Dataset rows describing interfaces:
::::::

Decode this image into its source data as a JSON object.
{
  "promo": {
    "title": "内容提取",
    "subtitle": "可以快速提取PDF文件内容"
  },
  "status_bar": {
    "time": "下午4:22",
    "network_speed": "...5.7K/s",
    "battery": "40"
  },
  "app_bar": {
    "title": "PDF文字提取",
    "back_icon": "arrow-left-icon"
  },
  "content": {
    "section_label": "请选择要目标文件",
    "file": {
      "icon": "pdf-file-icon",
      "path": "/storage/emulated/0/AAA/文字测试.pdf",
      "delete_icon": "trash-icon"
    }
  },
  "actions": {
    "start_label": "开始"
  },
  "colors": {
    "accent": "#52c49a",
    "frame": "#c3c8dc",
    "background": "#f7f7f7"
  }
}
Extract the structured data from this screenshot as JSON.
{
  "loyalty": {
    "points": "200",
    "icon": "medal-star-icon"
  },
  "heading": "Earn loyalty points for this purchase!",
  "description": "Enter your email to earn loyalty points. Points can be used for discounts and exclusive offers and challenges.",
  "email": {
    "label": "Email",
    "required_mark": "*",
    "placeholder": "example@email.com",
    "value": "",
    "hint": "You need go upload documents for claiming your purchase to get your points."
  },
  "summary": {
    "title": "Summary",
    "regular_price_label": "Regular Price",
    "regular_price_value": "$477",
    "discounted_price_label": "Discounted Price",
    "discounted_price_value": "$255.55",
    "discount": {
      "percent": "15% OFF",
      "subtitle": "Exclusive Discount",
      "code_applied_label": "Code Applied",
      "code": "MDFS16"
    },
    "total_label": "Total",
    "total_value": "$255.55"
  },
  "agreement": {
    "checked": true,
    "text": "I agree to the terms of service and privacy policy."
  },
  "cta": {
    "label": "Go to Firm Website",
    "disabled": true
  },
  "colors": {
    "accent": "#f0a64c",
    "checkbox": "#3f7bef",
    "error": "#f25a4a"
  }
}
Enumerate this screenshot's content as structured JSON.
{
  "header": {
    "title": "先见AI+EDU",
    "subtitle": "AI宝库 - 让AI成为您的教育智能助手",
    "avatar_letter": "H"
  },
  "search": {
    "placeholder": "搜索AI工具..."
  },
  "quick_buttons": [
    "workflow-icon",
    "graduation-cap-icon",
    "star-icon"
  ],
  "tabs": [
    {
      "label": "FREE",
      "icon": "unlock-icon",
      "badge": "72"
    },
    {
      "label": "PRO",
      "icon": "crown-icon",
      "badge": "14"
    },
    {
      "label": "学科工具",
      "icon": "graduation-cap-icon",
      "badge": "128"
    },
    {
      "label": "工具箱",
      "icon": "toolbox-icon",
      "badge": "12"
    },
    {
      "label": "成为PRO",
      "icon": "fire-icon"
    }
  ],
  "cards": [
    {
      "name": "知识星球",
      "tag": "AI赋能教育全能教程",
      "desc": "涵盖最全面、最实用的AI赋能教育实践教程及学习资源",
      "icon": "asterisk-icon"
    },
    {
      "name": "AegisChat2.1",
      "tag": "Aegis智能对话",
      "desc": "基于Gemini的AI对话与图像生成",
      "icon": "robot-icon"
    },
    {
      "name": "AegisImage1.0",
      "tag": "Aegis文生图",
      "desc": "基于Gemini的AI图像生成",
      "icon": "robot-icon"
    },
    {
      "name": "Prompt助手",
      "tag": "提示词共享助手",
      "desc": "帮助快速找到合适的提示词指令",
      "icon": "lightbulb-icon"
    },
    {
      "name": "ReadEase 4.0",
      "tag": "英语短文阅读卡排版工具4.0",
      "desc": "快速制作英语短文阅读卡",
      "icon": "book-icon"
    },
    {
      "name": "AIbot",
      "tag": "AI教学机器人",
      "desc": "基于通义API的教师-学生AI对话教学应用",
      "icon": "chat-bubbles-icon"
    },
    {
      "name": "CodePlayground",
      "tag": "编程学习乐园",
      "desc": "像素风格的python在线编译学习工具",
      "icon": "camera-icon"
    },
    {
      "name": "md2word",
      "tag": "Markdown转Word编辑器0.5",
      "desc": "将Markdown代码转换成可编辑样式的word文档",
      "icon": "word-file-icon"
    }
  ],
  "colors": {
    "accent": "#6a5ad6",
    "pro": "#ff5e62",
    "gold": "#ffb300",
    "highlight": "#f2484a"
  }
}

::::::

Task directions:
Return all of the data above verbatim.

Result for this exercise:
Decode this image into its source data as a JSON object.
{
  "promo": {
    "title": "内容提取",
    "subtitle": "可以快速提取PDF文件内容"
  },
  "status_bar": {
    "time": "下午4:22",
    "network_speed": "...5.7K/s",
    "battery": "40"
  },
  "app_bar": {
    "title": "PDF文字提取",
    "back_icon": "arrow-left-icon"
  },
  "content": {
    "section_label": "请选择要目标文件",
    "file": {
      "icon": "pdf-file-icon",
      "path": "/storage/emulated/0/AAA/文字测试.pdf",
      "delete_icon": "trash-icon"
    }
  },
  "actions": {
    "start_label": "开始"
  },
  "colors": {
    "accent": "#52c49a",
    "frame": "#c3c8dc",
    "background": "#f7f7f7"
  }
}
Extract the structured data from this screenshot as JSON.
{
  "loyalty": {
    "points": "200",
    "icon": "medal-star-icon"
  },
  "heading": "Earn loyalty points for this purchase!",
  "description": "Enter your email to earn loyalty points. Points can be used for discounts and exclusive offers and challenges.",
  "email": {
    "label": "Email",
    "required_mark": "*",
    "placeholder": "example@email.com",
    "value": "",
    "hint": "You need go upload documents for claiming your purchase to get your points."
  },
  "summary": {
    "title": "Summary",
    "regular_price_label": "Regular Price",
    "regular_price_value": "$477",
    "discounted_price_label": "Discounted Price",
    "discounted_price_value": "$255.55",
    "discount": {
      "percent": "15% OFF",
      "subtitle": "Exclusive Discount",
      "code_applied_label": "Code Applied",
      "code": "MDFS16"
    },
    "total_label": "Total",
    "total_value": "$255.55"
  },
  "agreement": {
    "checked": true,
    "text": "I agree to the terms of service and privacy policy."
  },
  "cta": {
    "label": "Go to Firm Website",
    "disabled": true
  },
  "colors": {
    "accent": "#f0a64c",
    "checkbox": "#3f7bef",
    "error": "#f25a4a"
  }
}
Enumerate this screenshot's content as structured JSON.
{
  "header": {
    "title": "先见AI+EDU",
    "subtitle": "AI宝库 - 让AI成为您的教育智能助手",
    "avatar_letter": "H"
  },
  "search": {
    "placeholder": "搜索AI工具..."
  },
  "quick_buttons": [
    "workflow-icon",
    "graduation-cap-icon",
    "star-icon"
  ],
  "tabs": [
    {
      "label": "FREE",
      "icon": "unlock-icon",
      "badge": "72"
    },
    {
      "label": "PRO",
      "icon": "crown-icon",
      "badge": "14"
    },
    {
      "label": "学科工具",
      "icon": "graduation-cap-icon",
      "badge": "128"
    },
    {
      "label": "工具箱",
      "icon": "toolbox-icon",
      "badge": "12"
    },
    {
      "label": "成为PRO",
      "icon": "fire-icon"
    }
  ],
  "cards": [
    {
      "name": "知识星球",
      "tag": "AI赋能教育全能教程",
      "desc": "涵盖最全面、最实用的AI赋能教育实践教程及学习资源",
      "icon": "asterisk-icon"
    },
    {
      "name": "AegisChat2.1",
      "tag": "Aegis智能对话",
      "desc": "基于Gemini的AI对话与图像生成",
      "icon": "robot-icon"
    },
    {
      "name": "AegisImage1.0",
      "tag": "Aegis文生图",
      "desc": "基于Gemini的AI图像生成",
      "icon": "robot-icon"
    },
    {
      "name": "Prompt助手",
      "tag": "提示词共享助手",
      "desc": "帮助快速找到合适的提示词指令",
      "icon": "lightbulb-icon"
    },
    {
      "name": "ReadEase 4.0",
      "tag": "英语短文阅读卡排版工具4.0",
      "desc": "快速制作英语短文阅读卡",
      "icon": "book-icon"
    },
    {
      "name": "AIbot",
      "tag": "AI教学机器人",
      "desc": "基于通义API的教师-学生AI对话教学应用",
      "icon": "chat-bubbles-icon"
    },
    {
      "name": "CodePlayground",
      "tag": "编程学习乐园",
      "desc": "像素风格的python在线编译学习工具",
      "icon": "camera-icon"
    },
    {
      "name": "md2word",
      "tag": "Markdown转Word编辑器0.5",
      "desc": "将Markdown代码转换成可编辑样式的word文档",
      "icon": "word-file-icon"
    }
  ],
  "colors": {
    "accent": "#6a5ad6",
    "pro": "#ff5e62",
    "gold": "#ffb300",
    "highlight": "#f2484a"
  }
}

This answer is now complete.